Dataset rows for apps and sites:
[Start of section]

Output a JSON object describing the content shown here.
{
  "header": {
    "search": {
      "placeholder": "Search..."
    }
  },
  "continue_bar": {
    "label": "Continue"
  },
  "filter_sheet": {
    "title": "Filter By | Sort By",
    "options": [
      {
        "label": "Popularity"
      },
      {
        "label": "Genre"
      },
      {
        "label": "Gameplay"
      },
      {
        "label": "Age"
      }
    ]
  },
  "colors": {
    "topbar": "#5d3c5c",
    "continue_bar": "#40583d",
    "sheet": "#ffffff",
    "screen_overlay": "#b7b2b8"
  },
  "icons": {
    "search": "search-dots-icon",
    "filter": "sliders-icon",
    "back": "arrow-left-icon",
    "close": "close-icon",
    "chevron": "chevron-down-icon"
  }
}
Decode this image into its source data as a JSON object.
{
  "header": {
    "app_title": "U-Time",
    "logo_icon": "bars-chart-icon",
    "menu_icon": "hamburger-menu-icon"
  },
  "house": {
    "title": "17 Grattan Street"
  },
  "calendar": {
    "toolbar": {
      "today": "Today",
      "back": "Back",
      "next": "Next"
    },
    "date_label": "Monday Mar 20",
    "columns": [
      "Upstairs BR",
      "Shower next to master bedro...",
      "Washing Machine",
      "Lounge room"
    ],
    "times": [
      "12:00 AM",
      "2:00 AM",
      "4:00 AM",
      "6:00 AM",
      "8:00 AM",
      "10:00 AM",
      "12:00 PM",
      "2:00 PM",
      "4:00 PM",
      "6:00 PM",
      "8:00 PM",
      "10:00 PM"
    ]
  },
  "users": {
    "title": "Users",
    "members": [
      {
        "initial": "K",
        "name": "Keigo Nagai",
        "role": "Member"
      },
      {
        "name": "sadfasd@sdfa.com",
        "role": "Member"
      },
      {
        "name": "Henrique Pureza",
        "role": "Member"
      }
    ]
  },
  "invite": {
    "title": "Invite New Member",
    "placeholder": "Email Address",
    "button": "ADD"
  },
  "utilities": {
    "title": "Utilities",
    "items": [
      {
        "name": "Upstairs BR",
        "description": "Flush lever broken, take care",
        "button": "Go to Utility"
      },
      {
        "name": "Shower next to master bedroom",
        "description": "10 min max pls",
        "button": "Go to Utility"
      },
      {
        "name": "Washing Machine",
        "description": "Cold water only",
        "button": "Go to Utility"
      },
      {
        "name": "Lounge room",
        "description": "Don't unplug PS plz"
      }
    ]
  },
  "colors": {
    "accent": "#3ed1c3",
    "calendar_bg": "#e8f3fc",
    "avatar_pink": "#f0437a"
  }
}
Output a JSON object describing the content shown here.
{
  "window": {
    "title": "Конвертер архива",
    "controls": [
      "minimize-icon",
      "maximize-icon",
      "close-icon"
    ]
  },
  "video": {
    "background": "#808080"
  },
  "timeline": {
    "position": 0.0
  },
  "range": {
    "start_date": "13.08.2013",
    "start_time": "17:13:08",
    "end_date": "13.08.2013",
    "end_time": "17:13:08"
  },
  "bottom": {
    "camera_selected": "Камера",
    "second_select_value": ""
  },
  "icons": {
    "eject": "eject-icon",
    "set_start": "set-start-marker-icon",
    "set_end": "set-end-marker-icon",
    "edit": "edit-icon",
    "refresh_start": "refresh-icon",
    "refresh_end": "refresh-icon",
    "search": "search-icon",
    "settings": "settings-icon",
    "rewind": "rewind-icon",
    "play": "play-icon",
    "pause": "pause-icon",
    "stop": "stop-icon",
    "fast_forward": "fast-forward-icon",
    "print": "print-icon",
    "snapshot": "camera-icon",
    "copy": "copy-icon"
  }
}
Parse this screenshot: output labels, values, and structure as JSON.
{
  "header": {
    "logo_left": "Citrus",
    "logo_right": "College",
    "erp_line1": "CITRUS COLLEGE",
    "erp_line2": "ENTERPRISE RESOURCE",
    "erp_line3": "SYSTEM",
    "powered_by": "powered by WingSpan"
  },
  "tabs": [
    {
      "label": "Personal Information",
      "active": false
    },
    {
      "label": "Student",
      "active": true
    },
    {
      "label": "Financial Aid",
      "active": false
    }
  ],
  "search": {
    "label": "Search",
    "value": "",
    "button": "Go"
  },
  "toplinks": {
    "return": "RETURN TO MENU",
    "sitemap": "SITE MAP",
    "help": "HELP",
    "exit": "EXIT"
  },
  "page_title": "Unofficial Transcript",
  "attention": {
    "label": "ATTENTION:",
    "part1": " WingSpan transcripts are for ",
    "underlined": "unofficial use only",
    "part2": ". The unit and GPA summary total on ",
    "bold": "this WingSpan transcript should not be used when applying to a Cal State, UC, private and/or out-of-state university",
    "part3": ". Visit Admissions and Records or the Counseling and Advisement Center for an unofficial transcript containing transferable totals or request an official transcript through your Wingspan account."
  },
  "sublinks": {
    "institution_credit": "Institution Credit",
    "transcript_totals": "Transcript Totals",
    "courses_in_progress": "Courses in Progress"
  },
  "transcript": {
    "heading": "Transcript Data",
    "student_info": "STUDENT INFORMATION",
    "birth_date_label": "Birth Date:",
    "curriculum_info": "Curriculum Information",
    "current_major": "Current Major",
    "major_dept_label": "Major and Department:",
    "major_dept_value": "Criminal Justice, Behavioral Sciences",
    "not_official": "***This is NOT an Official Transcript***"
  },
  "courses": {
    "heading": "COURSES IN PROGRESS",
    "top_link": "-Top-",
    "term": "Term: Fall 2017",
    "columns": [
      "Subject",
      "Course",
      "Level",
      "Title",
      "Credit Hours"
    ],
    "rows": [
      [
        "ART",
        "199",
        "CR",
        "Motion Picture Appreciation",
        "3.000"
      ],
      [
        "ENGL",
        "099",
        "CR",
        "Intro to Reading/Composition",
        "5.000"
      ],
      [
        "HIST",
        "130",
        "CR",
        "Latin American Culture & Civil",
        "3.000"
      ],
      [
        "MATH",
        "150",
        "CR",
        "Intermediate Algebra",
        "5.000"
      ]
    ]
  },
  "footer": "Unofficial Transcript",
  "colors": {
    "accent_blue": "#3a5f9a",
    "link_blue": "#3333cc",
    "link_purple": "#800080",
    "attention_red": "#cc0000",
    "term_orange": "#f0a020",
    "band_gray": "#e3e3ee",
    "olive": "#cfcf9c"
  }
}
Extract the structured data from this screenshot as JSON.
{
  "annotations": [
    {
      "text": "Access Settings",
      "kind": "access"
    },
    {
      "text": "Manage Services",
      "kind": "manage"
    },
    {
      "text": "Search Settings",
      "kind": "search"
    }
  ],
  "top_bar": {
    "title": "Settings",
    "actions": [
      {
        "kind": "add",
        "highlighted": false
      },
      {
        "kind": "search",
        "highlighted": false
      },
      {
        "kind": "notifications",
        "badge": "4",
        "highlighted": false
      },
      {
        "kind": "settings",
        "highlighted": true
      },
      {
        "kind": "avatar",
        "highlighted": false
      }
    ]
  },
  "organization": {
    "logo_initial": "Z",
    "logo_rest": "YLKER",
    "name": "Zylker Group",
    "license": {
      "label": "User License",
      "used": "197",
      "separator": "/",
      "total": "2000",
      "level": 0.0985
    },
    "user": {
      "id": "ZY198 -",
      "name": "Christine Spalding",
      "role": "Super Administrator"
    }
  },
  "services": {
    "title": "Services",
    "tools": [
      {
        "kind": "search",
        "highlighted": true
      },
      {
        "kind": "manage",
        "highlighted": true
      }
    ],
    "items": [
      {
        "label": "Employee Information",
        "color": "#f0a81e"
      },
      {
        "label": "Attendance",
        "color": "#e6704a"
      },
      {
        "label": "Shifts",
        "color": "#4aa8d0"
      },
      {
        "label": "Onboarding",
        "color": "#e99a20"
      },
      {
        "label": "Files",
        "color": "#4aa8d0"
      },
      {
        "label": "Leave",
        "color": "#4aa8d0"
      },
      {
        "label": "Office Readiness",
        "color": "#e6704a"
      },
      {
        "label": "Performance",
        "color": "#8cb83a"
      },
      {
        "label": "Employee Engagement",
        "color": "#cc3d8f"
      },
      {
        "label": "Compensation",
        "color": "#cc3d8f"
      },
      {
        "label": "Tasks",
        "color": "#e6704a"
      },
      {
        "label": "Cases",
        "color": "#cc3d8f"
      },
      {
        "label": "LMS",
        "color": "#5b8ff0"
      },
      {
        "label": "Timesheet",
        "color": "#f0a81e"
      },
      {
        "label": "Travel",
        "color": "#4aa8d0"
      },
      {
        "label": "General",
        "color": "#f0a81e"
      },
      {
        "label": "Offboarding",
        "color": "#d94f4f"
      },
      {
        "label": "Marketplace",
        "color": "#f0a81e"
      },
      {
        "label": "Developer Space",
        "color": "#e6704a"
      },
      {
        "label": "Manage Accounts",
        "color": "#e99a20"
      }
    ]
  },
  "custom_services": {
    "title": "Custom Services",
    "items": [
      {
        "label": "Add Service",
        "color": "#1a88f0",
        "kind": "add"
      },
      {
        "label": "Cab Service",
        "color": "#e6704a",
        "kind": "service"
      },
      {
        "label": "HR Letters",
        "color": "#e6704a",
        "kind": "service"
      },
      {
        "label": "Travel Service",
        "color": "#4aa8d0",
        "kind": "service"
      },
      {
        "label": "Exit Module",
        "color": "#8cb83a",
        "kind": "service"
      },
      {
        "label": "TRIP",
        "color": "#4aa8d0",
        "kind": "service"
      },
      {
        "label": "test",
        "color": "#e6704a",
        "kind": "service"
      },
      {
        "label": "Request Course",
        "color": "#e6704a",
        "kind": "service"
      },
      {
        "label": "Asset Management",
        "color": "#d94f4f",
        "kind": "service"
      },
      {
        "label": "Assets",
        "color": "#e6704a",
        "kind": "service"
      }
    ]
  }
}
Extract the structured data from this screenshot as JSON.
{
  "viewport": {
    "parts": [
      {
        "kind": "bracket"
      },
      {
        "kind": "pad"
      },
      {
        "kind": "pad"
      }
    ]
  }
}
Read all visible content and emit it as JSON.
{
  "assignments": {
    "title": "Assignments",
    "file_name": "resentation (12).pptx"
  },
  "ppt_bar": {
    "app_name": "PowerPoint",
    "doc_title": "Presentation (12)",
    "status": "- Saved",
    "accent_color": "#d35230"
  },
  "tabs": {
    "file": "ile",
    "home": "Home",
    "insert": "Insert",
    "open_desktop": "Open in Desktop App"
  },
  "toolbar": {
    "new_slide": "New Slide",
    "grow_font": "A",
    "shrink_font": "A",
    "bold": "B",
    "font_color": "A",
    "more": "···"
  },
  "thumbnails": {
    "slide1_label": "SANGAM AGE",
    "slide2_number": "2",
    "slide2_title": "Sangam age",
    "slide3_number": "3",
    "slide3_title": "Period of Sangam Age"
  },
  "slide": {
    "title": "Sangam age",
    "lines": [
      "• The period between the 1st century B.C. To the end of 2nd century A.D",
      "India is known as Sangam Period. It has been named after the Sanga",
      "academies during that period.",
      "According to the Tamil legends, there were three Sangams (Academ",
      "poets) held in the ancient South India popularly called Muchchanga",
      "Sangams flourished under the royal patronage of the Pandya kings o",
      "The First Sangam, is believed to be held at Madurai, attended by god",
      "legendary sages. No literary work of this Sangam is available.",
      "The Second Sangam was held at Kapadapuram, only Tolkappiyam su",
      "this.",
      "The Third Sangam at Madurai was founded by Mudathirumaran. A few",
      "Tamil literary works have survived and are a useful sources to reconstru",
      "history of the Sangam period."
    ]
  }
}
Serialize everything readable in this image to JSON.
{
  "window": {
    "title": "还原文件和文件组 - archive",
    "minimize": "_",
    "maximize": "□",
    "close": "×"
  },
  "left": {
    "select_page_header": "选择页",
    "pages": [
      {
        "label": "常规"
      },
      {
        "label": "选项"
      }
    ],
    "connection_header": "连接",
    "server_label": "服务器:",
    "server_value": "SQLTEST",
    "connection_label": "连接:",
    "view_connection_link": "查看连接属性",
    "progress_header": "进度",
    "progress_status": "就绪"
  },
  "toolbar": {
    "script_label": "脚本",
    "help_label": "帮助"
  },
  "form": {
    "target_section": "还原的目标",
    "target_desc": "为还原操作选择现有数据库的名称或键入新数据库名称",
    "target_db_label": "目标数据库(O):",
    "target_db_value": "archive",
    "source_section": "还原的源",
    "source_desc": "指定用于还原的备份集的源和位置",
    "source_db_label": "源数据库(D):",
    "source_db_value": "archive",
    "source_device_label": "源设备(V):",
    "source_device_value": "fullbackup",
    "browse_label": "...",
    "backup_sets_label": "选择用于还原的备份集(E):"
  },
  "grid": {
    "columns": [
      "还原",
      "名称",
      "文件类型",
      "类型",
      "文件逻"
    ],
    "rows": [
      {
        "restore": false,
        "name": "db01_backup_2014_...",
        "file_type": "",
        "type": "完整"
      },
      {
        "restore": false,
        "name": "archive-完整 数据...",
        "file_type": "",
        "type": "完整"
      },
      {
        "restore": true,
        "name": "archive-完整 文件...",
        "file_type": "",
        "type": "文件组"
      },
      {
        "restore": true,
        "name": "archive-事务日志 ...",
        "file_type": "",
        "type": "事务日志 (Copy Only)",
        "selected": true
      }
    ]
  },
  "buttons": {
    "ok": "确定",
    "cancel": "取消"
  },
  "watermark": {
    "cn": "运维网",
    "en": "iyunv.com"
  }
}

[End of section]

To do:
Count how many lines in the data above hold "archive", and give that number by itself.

Exercise output:
6